What is expected: If a line of the material contains "duration", copy it.

Records for the task:

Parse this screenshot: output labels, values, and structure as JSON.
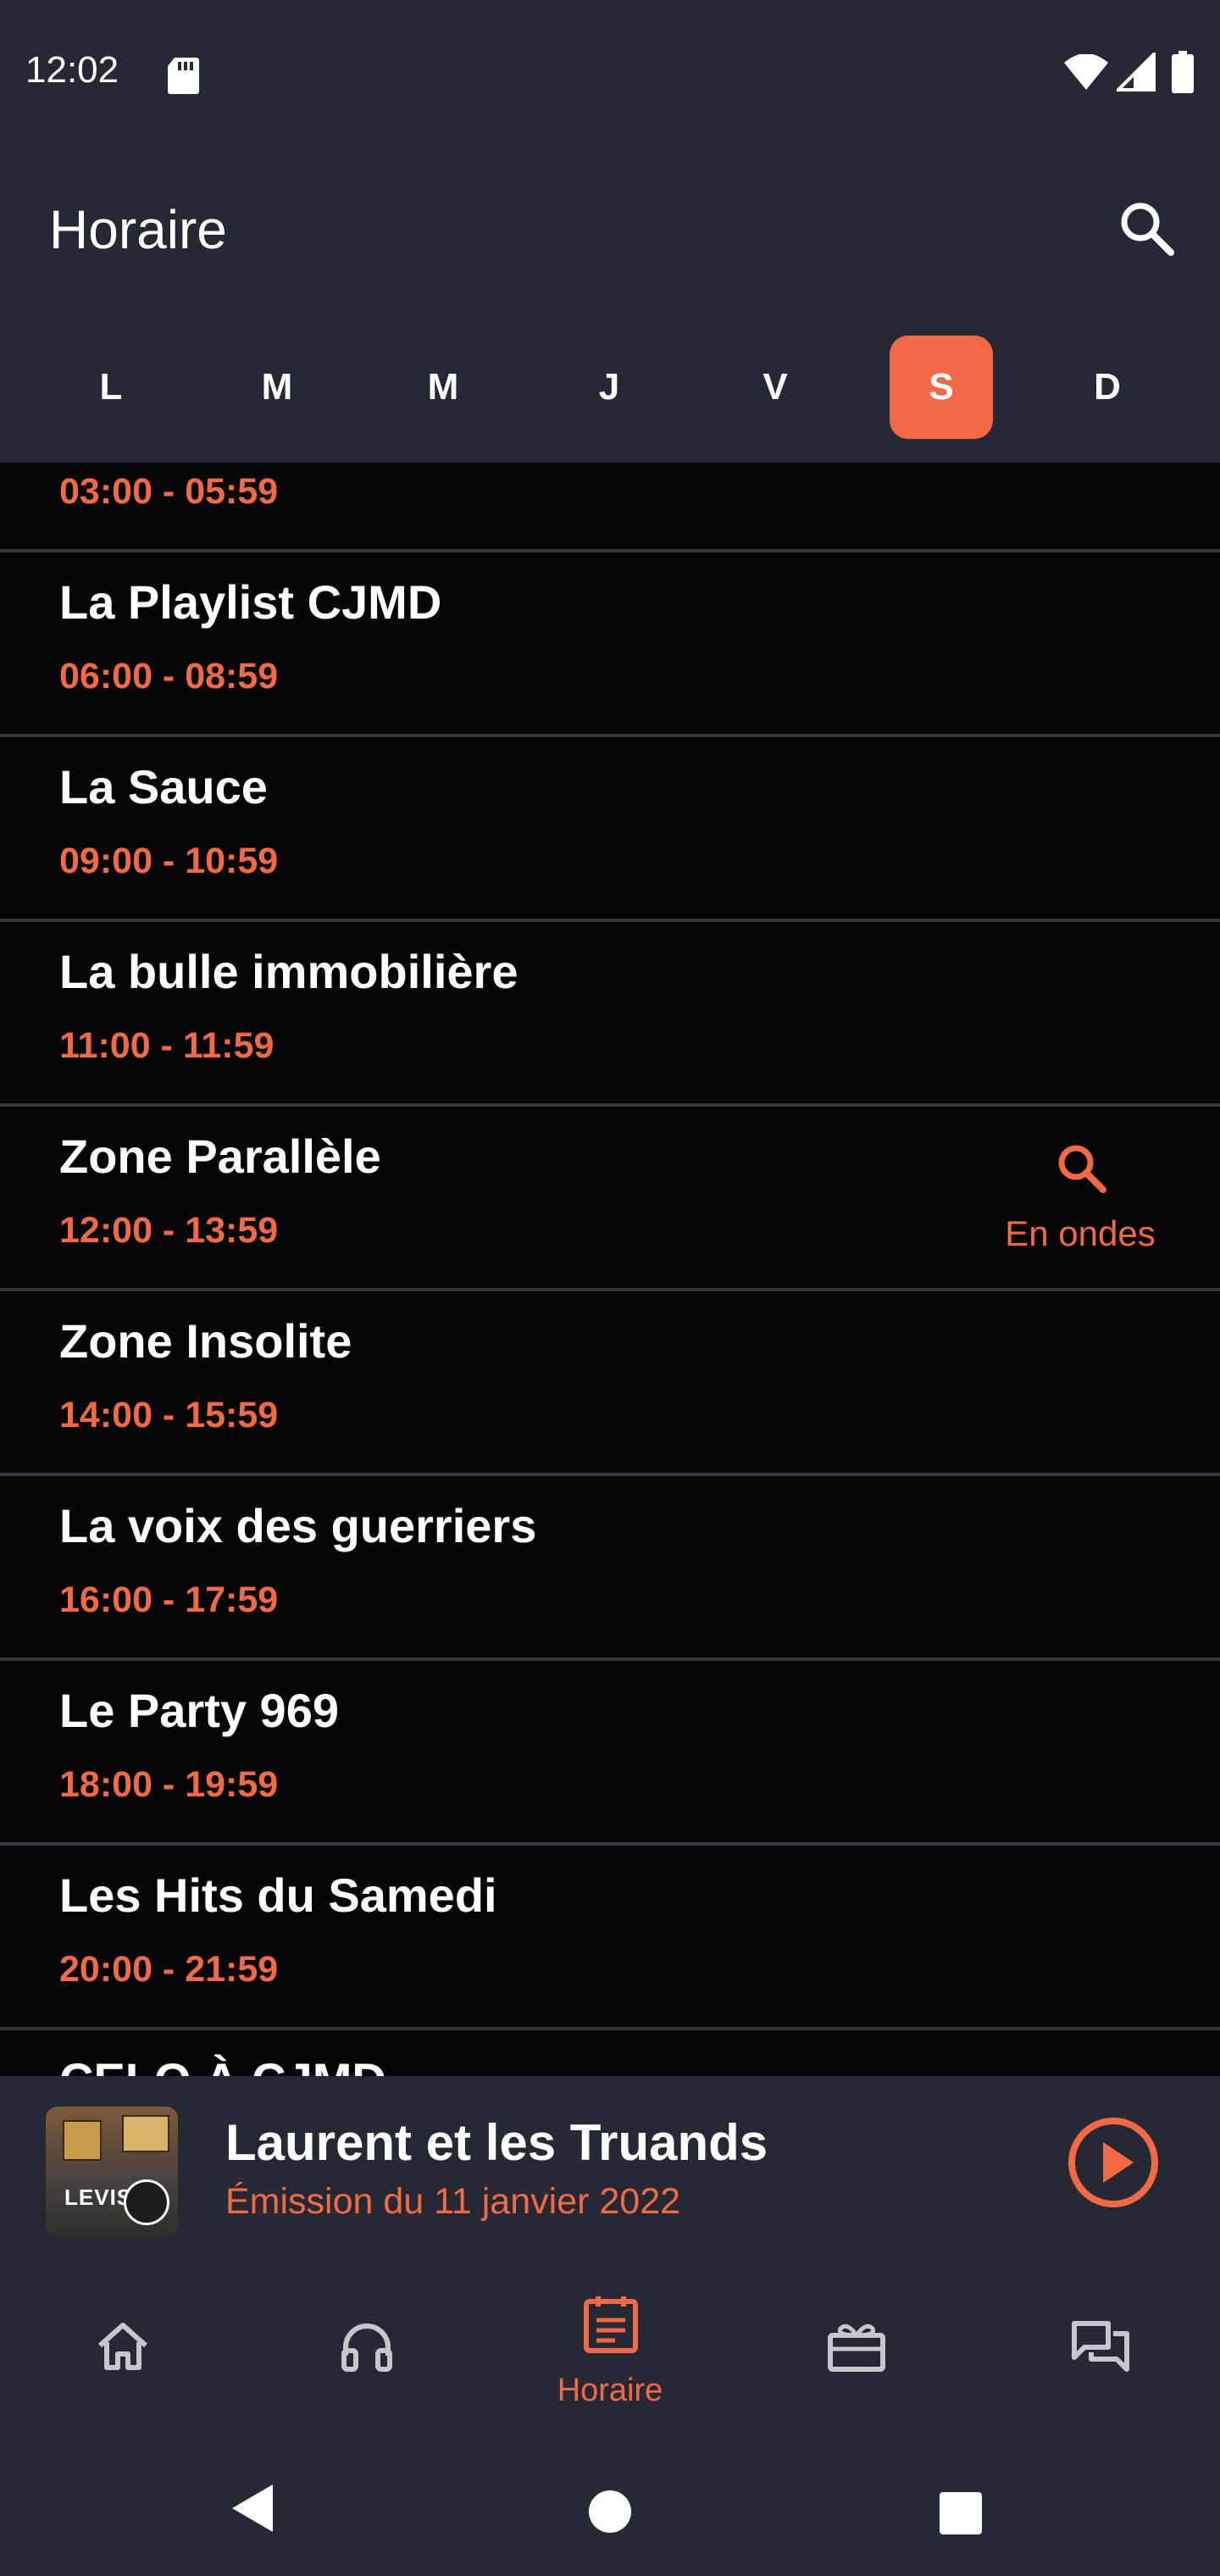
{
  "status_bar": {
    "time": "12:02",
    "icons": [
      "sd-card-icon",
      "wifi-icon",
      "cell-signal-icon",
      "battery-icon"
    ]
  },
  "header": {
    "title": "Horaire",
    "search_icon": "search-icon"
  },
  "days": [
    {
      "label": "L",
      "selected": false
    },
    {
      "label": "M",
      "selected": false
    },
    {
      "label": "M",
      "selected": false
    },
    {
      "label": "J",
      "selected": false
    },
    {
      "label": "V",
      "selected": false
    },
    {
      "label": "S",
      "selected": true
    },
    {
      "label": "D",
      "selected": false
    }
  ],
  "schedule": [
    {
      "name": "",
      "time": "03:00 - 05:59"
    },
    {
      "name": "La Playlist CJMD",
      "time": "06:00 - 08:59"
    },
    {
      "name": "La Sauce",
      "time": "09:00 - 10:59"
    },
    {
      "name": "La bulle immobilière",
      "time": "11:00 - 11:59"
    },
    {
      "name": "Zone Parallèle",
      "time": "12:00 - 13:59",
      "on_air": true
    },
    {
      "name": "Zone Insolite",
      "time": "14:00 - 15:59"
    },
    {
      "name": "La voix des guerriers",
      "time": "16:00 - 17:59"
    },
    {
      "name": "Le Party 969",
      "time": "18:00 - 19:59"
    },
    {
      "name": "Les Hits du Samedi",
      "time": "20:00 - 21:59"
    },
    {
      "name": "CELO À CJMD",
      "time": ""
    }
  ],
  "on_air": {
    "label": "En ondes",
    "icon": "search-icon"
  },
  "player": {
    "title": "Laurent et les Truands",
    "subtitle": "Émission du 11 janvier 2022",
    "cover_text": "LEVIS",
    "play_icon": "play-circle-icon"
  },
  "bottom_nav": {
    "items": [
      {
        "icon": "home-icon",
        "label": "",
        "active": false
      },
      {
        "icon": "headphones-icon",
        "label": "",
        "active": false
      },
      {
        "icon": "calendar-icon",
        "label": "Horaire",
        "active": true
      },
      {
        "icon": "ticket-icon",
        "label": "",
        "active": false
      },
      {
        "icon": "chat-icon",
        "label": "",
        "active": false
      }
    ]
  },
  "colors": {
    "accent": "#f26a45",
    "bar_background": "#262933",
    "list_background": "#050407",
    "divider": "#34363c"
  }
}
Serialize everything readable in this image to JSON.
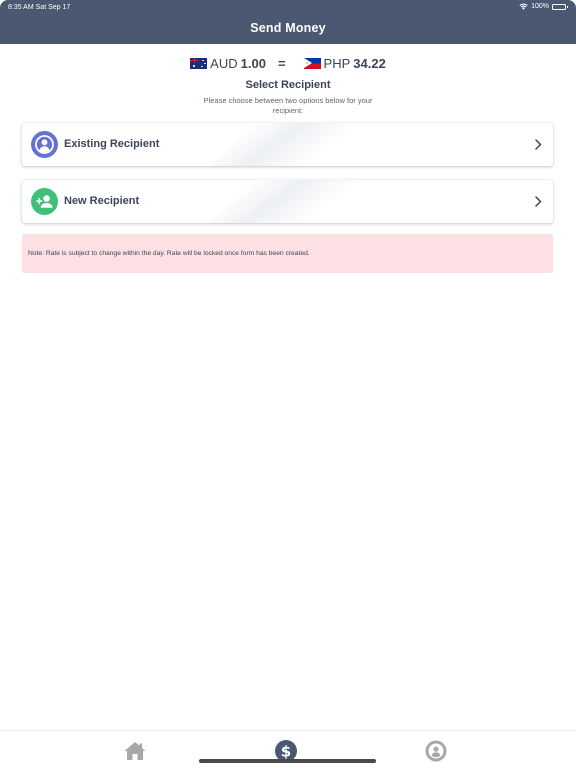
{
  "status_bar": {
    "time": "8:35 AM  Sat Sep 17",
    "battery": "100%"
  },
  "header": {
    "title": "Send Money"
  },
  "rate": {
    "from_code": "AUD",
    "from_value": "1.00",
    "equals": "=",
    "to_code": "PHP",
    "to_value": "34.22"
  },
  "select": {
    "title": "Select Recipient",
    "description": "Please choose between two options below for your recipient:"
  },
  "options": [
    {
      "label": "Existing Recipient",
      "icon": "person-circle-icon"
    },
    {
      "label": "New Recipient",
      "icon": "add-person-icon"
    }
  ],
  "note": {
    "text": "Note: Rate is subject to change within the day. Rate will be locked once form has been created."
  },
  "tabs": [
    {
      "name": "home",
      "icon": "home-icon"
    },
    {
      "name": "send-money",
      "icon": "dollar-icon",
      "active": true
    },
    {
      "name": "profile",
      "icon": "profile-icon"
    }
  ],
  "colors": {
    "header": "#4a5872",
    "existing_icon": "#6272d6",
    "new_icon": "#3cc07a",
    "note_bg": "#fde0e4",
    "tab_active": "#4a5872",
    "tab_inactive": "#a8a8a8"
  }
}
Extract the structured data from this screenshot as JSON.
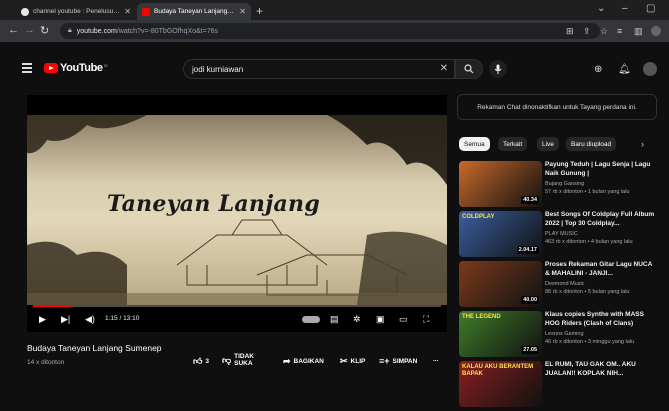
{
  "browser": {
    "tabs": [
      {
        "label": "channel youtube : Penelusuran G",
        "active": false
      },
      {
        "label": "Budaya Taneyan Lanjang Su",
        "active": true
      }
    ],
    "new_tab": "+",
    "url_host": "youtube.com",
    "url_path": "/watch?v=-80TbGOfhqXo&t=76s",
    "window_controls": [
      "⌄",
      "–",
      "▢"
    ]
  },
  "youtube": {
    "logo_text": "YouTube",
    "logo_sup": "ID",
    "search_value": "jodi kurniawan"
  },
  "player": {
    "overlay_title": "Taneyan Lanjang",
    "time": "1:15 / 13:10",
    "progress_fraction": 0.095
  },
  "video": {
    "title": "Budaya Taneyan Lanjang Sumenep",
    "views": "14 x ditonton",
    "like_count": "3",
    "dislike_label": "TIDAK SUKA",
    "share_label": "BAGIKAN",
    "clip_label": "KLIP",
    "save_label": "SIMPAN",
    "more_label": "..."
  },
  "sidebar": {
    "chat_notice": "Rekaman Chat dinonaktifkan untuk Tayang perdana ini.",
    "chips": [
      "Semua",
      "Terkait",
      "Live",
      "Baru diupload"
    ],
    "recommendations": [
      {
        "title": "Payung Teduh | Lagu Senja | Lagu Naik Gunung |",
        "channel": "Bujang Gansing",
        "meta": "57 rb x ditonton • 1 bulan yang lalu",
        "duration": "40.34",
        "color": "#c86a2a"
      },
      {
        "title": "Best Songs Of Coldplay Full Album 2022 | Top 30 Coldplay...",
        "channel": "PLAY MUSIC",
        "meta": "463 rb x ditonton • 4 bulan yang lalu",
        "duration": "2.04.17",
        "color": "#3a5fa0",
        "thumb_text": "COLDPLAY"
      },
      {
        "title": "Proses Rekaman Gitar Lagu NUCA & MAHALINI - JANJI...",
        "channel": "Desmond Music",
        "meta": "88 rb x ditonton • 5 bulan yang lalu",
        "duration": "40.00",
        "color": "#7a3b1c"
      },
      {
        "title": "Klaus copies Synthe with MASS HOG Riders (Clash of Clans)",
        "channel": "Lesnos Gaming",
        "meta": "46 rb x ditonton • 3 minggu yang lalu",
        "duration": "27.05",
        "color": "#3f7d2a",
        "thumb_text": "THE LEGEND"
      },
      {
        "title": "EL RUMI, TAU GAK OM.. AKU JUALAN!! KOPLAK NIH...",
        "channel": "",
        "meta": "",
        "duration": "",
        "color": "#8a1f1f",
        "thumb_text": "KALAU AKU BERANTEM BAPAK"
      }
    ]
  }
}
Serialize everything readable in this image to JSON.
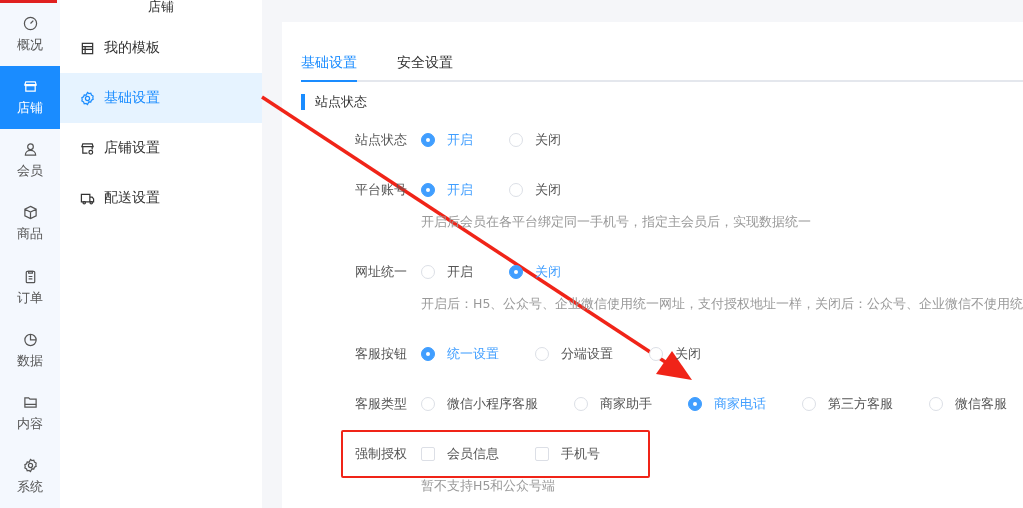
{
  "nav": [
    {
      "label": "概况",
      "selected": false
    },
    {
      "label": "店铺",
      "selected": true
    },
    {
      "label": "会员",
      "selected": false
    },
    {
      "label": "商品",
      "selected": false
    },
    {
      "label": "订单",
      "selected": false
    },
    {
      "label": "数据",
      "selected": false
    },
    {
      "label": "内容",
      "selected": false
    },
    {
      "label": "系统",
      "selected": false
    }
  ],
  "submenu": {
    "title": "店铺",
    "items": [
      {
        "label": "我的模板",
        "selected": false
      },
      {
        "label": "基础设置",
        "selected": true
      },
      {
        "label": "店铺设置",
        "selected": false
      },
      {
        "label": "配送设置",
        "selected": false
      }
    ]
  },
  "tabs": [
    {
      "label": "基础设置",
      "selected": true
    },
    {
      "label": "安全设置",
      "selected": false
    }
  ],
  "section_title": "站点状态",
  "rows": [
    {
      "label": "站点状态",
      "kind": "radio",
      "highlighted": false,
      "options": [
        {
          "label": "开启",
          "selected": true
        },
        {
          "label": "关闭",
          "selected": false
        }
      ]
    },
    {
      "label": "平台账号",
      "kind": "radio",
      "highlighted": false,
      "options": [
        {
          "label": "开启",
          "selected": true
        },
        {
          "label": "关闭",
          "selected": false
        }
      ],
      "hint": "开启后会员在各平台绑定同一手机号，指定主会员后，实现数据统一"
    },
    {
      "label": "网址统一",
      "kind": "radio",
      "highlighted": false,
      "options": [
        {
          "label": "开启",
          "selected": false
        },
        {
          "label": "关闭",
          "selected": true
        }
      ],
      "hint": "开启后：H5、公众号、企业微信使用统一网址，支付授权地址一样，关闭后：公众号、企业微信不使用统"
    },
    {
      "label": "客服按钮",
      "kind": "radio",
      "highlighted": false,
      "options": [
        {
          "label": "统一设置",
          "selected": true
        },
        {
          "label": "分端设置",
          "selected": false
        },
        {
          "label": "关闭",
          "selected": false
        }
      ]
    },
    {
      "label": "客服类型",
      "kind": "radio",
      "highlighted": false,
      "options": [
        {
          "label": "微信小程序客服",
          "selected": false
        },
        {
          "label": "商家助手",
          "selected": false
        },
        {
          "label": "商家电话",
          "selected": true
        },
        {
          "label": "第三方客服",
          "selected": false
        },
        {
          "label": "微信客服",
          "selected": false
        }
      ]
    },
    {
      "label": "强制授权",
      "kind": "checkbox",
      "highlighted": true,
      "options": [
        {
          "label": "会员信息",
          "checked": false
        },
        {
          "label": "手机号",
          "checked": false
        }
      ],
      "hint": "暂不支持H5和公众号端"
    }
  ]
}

Output below:
        "duration": "40.34",
        "duration": "2.04.17",
        "duration": "40.00",
        "duration": "27.05",
        "duration": "",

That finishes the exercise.